claimed that the disciples of Eustathius had endangered the institutions of slavery and of private wealth, and had denied the subjection of women. They were accused of expunging all social distinctions beneath a common dress… women and slaves would appear dressed alike, their social status and their sex obliterated by a common dress. They also claimed that wealth was to be renounced en bloc and redistributed at once “among the saints”. Women gained heir equality by shaving their heads. With the removal of the “natural veil” of long hair, so the bishops claimed, women were encouraged to throw off the sign “which God gave to every woman as a reminder of her subjection, thus annulling, as it were, the ordinance of subjection.”
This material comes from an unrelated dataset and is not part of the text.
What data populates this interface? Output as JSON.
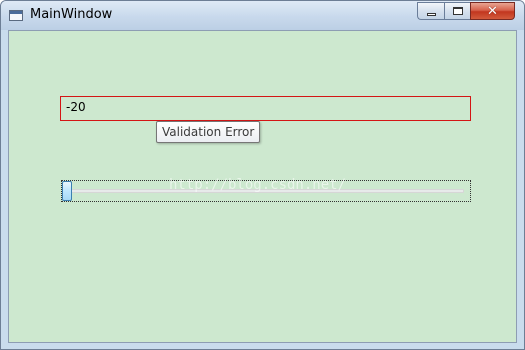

Perhaps inevitably, the imperial Church abandoned its earlier radicalism.
Thus sexual renunciation was, for early Christians, part of a wider rejection of oppression. God, they believed, had so designed the world that everybody should find life a blessing. When it wasn’t, there was injustice. Repudiating Roman injustice meant, among other things, repudiating marriage.
Later the egalitarianism was suppressed, though it occasionally gets rediscovered. For my generation of heterosexuals, reliable contraception was good news. We would use it, but many of us – not just Roman Catholics – would still feel guilty about it. One way to cope with feelings of guilt is to demonise some other group. My generation of heterosexuals converted their guilt feelings into campaigns against gays.
Perhaps the late antique Church’s emphasis on sexual renunciation became, in a similar way, another displacement activity. For governments, praising celibacy is easier than praising econonomic equality.
I don’t know what ‘Living in Love and Faith’ will come up with, but I’m not expecting a breakthrough. To make progress, those of us who long for change must be realistic about the nature of the change we seek.
We will not find true healing until we stop wanting to demonise anyone. Christianity still needs to be more positive about sex, in all its varieties, as a generous gift from God. The things we need to avoid are power structures that oppress, whether or not they involve sex.
6. There has been some debate about this. M K Hopkins argued from the evidence (chiefly epitaphs) that most girls married between the ages of 12 and 15, though some married at 10 or 11, while the first period was typically at the age of 13 (‘The Age of Roman Girls at Marriage’, Population Studies 18(3), March 1965). Brent Shaw, on re-examining the evidence, judged that the later teens were more likely to be the normal age. (Shaw, Brent D, ‘The Age of Roman Girls at Marriage: Some Reconsiderations’, The Journal of Roman Studies 77, 1987). However, Shaw reached this judgement by treating the Christian evidence as typical of pagans in the lower social classes. Shaw seems to have been unaware of the distinctive attitudes of Christians.